The other day my daughter finished reading Under the Blood Red Sun, by Graham Salisbury (Laurel Leaf, $6.50) about kids living on the island of Oahu around the time of the bombing of Pearl Harbor. She liked the book enough to chat about it on a long car ride to see her grandparents. I thought this was the perfect time to bring up family history.
It was one of those moments when history, family and family history collide. You know what I mean. My dad, who is eighty-five, and my daughter, who is thirteen, donâ€™t have a lot of things in common. He doesnâ€™t use the Internet, watch Disney movies, or keep up with teenage fashion. He is, however, a walking, talking history book.Â Dad was in his early twenties when the bombs fell on Pearl Harbor and quickly joined the war effort. He was eventually stationed in Hawaii. When I mentioned this to my daughter she just turned and stared for a moment. â€œReally,â€ she said. Suddenly all their differences didnâ€™t matter. They had something in common.
A few days ago I read an article in the New York Times about a man, Arnold Blume, who still works as a substitute teacher even though heâ€™s in his eighties. It was a great piece about the historical value of the older generation. Rather than sit with a textbook or a published non-fiction book, he teaches from the heart telling the kids about what life was like when he was their age. He mesmerizes eighth graders with his stories. Itâ€™s a lesson for all of us.
Each of us has a story to share. It doesnâ€™t matter how old or young you are. Think about the key events that influenced your life. (Get ready, Iâ€™m going to give you hints about my age.) My family moved to the suburbs in the early 1960s just like millions of other folks. I remember watching John F. Kennedyâ€™s funeral on television and can recall the Challenger disaster. I also remember what you could buy for a nickel. Of course, I donâ€™t bore my children with my reminiscences, but I do insert little details when the time is right. Family history is about more than life dates; itâ€™s also about the stories of our lives.

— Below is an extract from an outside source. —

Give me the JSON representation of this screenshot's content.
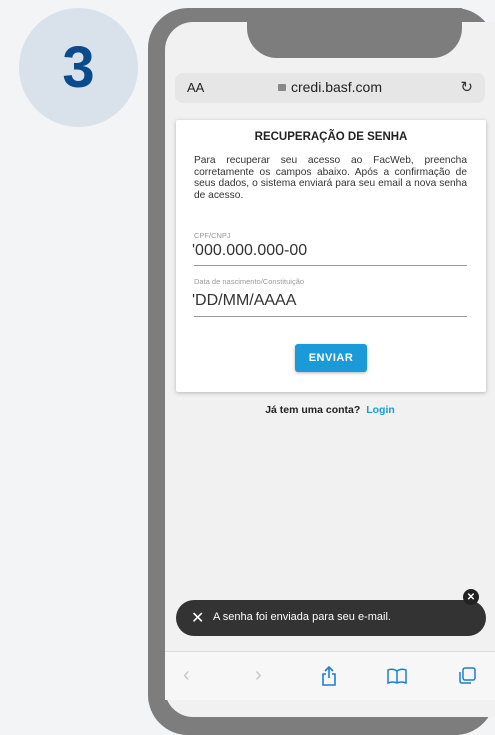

When was the last time you sat with a child and tried to pass on a little of your past? Those youngsters have their own tales to tell, so for every fact you mention ask them something about their lives. Here are a couple of ideas.
- Start a multi-generational book club by reading the same titles your grandchildren or children enjoy. It gives you a starting place to begin sharing family history.Â
- Teach your children or grandchildren a card game from your youth and then ask them to teach you one they know.Â
- Share a family recipe. Let the little ones help in the kitchen and create a piece of the past.
It didnâ€™t take long to bridge the generation gap once my dad and daughter started talking. Try it and youâ€™ll see what I mean.
Click here for a printer friendly version of this article.
Maureen Taylor is the “Photo Detective.” She writes about family history and photography on her blog at www.photodetective.com.